- Data about app and page elements
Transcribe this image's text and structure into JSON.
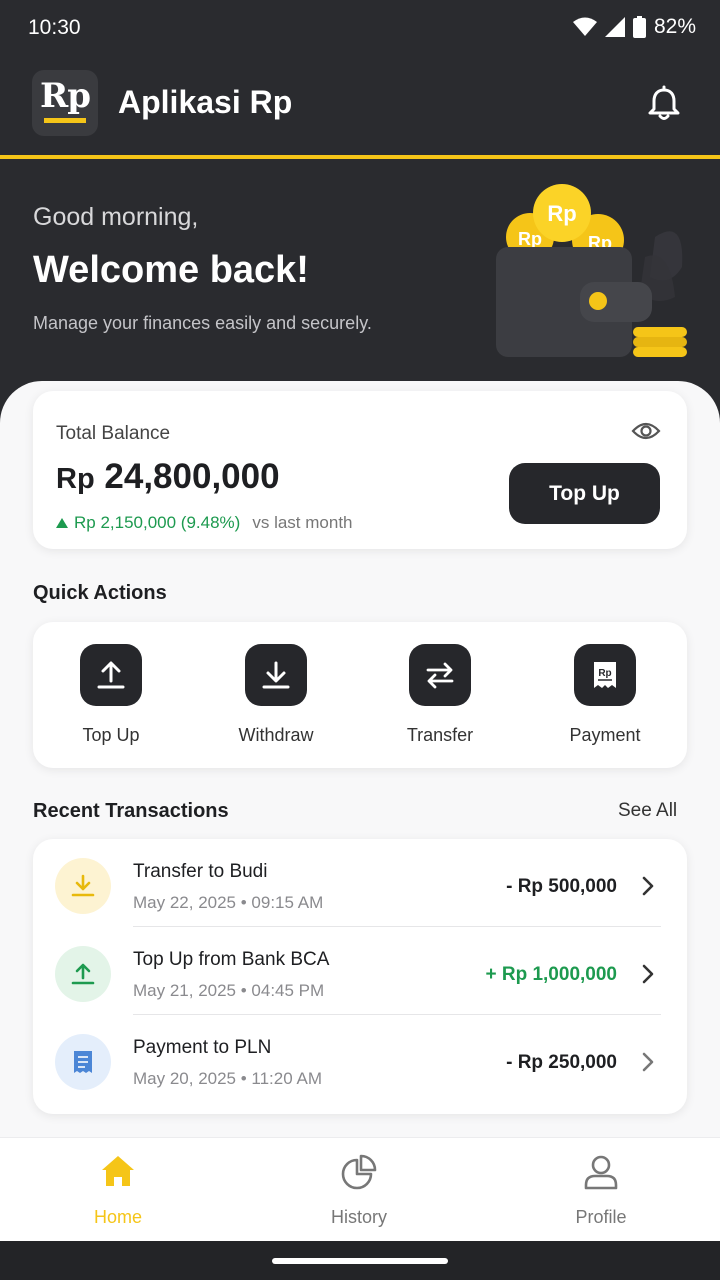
{
  "status_bar": {
    "time": "10:30",
    "battery": "82%"
  },
  "header": {
    "logo_text": "Rp",
    "title": "Aplikasi Rp",
    "bell_icon": "bell-icon"
  },
  "hero": {
    "greeting": "Good morning,",
    "welcome": "Welcome back!",
    "tagline": "Manage your finances easily and securely.",
    "coin_label": "Rp"
  },
  "balance": {
    "label": "Total Balance",
    "currency": "Rp",
    "amount": "24,800,000",
    "change": "Rp 2,150,000 (9.48%)",
    "change_suffix": "vs last month",
    "topup_label": "Top Up"
  },
  "quick_actions": {
    "title": "Quick Actions",
    "items": [
      {
        "label": "Top Up",
        "icon": "upload-icon"
      },
      {
        "label": "Withdraw",
        "icon": "download-icon"
      },
      {
        "label": "Transfer",
        "icon": "transfer-icon"
      },
      {
        "label": "Payment",
        "icon": "receipt-icon"
      }
    ]
  },
  "transactions": {
    "title": "Recent Transactions",
    "see_all": "See All",
    "items": [
      {
        "name": "Transfer to Budi",
        "date": "May 22, 2025 • 09:15 AM",
        "amount": "- Rp 500,000",
        "icon": "download-icon"
      },
      {
        "name": "Top Up from Bank BCA",
        "date": "May 21, 2025 • 04:45 PM",
        "amount": "+ Rp 1,000,000",
        "icon": "upload-icon"
      },
      {
        "name": "Payment to PLN",
        "date": "May 20, 2025 • 11:20 AM",
        "amount": "- Rp 250,000",
        "icon": "receipt-icon"
      }
    ]
  },
  "bottom_nav": {
    "items": [
      {
        "label": "Home",
        "icon": "home-icon",
        "active": true
      },
      {
        "label": "History",
        "icon": "pie-chart-icon",
        "active": false
      },
      {
        "label": "Profile",
        "icon": "user-icon",
        "active": false
      }
    ]
  },
  "colors": {
    "accent": "#f5c518",
    "dark": "#26272b",
    "positive": "#1d9a4f"
  }
}
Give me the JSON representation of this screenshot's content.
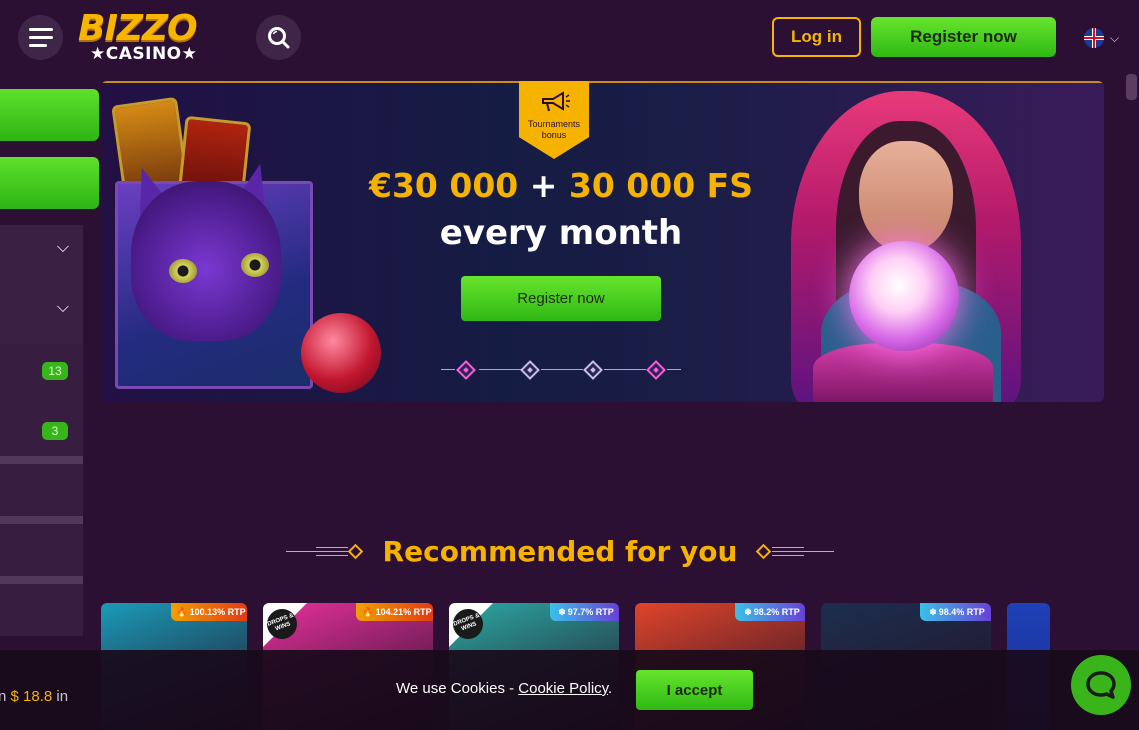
{
  "header": {
    "logo_top": "BIZZO",
    "logo_bottom": "★CASINO★",
    "login_label": "Log in",
    "register_label": "Register now"
  },
  "sidebar": {
    "badges": [
      "13",
      "3"
    ]
  },
  "banner": {
    "tag_label": "Tournaments bonus",
    "headline_amount": "€30 000",
    "headline_plus": " + ",
    "headline_fs": "30 000 FS",
    "headline_sub": "every month",
    "cta_label": "Register now"
  },
  "recommended": {
    "title": "Recommended for you",
    "games": [
      {
        "rtp": "100.13% RTP",
        "rtp_kind": "hot",
        "drops": false,
        "bg": "#1a9bb8"
      },
      {
        "rtp": "104.21% RTP",
        "rtp_kind": "hot",
        "drops": true,
        "bg": "#e7309c"
      },
      {
        "rtp": "97.7% RTP",
        "rtp_kind": "cold",
        "drops": true,
        "bg": "#2ba9a2"
      },
      {
        "rtp": "98.2% RTP",
        "rtp_kind": "cold",
        "drops": false,
        "bg": "#e0442a"
      },
      {
        "rtp": "98.4% RTP",
        "rtp_kind": "cold",
        "drops": false,
        "bg": "#1c2f4d"
      }
    ],
    "drops_label": "DROPS & WINS"
  },
  "cookie": {
    "left_prefix": "n ",
    "left_amount": "$ 18.8",
    "left_suffix": " in",
    "text": "We use Cookies - ",
    "policy_link": "Cookie Policy",
    "text_end": ".",
    "accept_label": "I accept"
  },
  "colors": {
    "background": "#2b1033",
    "accent_gold": "#f5b300",
    "accent_green": "#39b51b"
  }
}
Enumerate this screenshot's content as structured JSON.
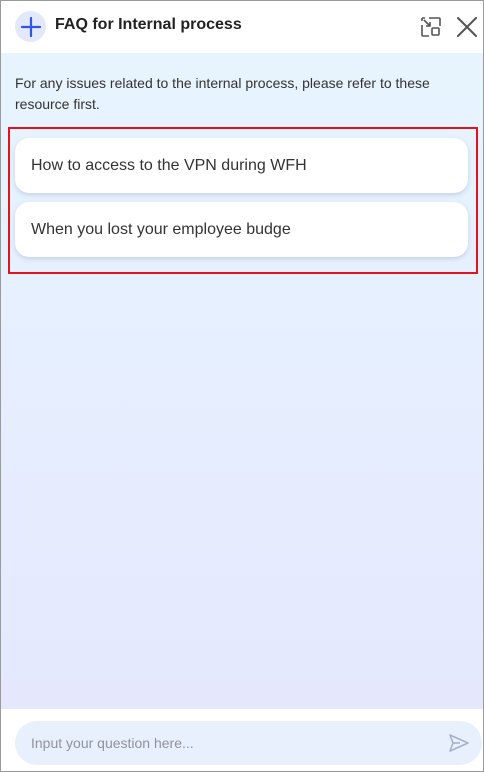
{
  "header": {
    "title": "FAQ for Internal process",
    "new_chat_icon": "plus-icon",
    "minimize_icon": "minimize-window-icon",
    "close_icon": "close-icon"
  },
  "intro_text": "For any issues related to the internal process, please refer to these resource first.",
  "faq_items": [
    {
      "label": "How to access to the VPN during WFH"
    },
    {
      "label": "When you lost your employee budge"
    }
  ],
  "composer": {
    "placeholder": "Input your question here...",
    "value": "",
    "send_icon": "send-icon"
  },
  "colors": {
    "accent": "#3155e6",
    "highlight_border": "#e1141d",
    "icon_gray": "#555555",
    "send_icon": "#a7b2c6"
  }
}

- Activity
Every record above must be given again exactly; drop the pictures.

- Answer box
Transcribe this image's text and structure into JSON.
{
  "status_bar": {
    "time": "10:30",
    "battery": "82%"
  },
  "header": {
    "logo_text": "Rp",
    "title": "Aplikasi Rp",
    "bell_icon": "bell-icon"
  },
  "hero": {
    "greeting": "Good morning,",
    "welcome": "Welcome back!",
    "tagline": "Manage your finances easily and securely.",
    "coin_label": "Rp"
  },
  "balance": {
    "label": "Total Balance",
    "currency": "Rp",
    "amount": "24,800,000",
    "change": "Rp 2,150,000 (9.48%)",
    "change_suffix": "vs last month",
    "topup_label": "Top Up"
  },
  "quick_actions": {
    "title": "Quick Actions",
    "items": [
      {
        "label": "Top Up",
        "icon": "upload-icon"
      },
      {
        "label": "Withdraw",
        "icon": "download-icon"
      },
      {
        "label": "Transfer",
        "icon": "transfer-icon"
      },
      {
        "label": "Payment",
        "icon": "receipt-icon"
      }
    ]
  },
  "transactions": {
    "title": "Recent Transactions",
    "see_all": "See All",
    "items": [
      {
        "name": "Transfer to Budi",
        "date": "May 22, 2025 • 09:15 AM",
        "amount": "- Rp 500,000",
        "icon": "download-icon"
      },
      {
        "name": "Top Up from Bank BCA",
        "date": "May 21, 2025 • 04:45 PM",
        "amount": "+ Rp 1,000,000",
        "icon": "upload-icon"
      },
      {
        "name": "Payment to PLN",
        "date": "May 20, 2025 • 11:20 AM",
        "amount": "- Rp 250,000",
        "icon": "receipt-icon"
      }
    ]
  },
  "bottom_nav": {
    "items": [
      {
        "label": "Home",
        "icon": "home-icon",
        "active": true
      },
      {
        "label": "History",
        "icon": "pie-chart-icon",
        "active": false
      },
      {
        "label": "Profile",
        "icon": "user-icon",
        "active": false
      }
    ]
  },
  "colors": {
    "accent": "#f5c518",
    "dark": "#26272b",
    "positive": "#1d9a4f"
  }
}
Give me the JSON representation of this screenshot's content.
{
  "header": {
    "logo_top": "BIZZO",
    "logo_bottom": "★CASINO★",
    "login_label": "Log in",
    "register_label": "Register now"
  },
  "sidebar": {
    "badges": [
      "13",
      "3"
    ]
  },
  "banner": {
    "tag_label": "Tournaments bonus",
    "headline_amount": "€30 000",
    "headline_plus": " + ",
    "headline_fs": "30 000 FS",
    "headline_sub": "every month",
    "cta_label": "Register now"
  },
  "recommended": {
    "title": "Recommended for you",
    "games": [
      {
        "rtp": "100.13% RTP",
        "rtp_kind": "hot",
        "drops": false,
        "bg": "#1a9bb8"
      },
      {
        "rtp": "104.21% RTP",
        "rtp_kind": "hot",
        "drops": true,
        "bg": "#e7309c"
      },
      {
        "rtp": "97.7% RTP",
        "rtp_kind": "cold",
        "drops": true,
        "bg": "#2ba9a2"
      },
      {
        "rtp": "98.2% RTP",
        "rtp_kind": "cold",
        "drops": false,
        "bg": "#e0442a"
      },
      {
        "rtp": "98.4% RTP",
        "rtp_kind": "cold",
        "drops": false,
        "bg": "#1c2f4d"
      }
    ],
    "drops_label": "DROPS & WINS"
  },
  "cookie": {
    "left_prefix": "n ",
    "left_amount": "$ 18.8",
    "left_suffix": " in",
    "text": "We use Cookies - ",
    "policy_link": "Cookie Policy",
    "text_end": ".",
    "accept_label": "I accept"
  },
  "colors": {
    "background": "#2b1033",
    "accent_gold": "#f5b300",
    "accent_green": "#39b51b"
  }
}
Enumerate this screenshot's content as structured JSON.
{
  "header": {
    "title": "FAQ for Internal process",
    "new_chat_icon": "plus-icon",
    "minimize_icon": "minimize-window-icon",
    "close_icon": "close-icon"
  },
  "intro_text": "For any issues related to the internal process, please refer to these resource first.",
  "faq_items": [
    {
      "label": "How to access to the VPN during WFH"
    },
    {
      "label": "When you lost your employee budge"
    }
  ],
  "composer": {
    "placeholder": "Input your question here...",
    "value": "",
    "send_icon": "send-icon"
  },
  "colors": {
    "accent": "#3155e6",
    "highlight_border": "#e1141d",
    "icon_gray": "#555555",
    "send_icon": "#a7b2c6"
  }
}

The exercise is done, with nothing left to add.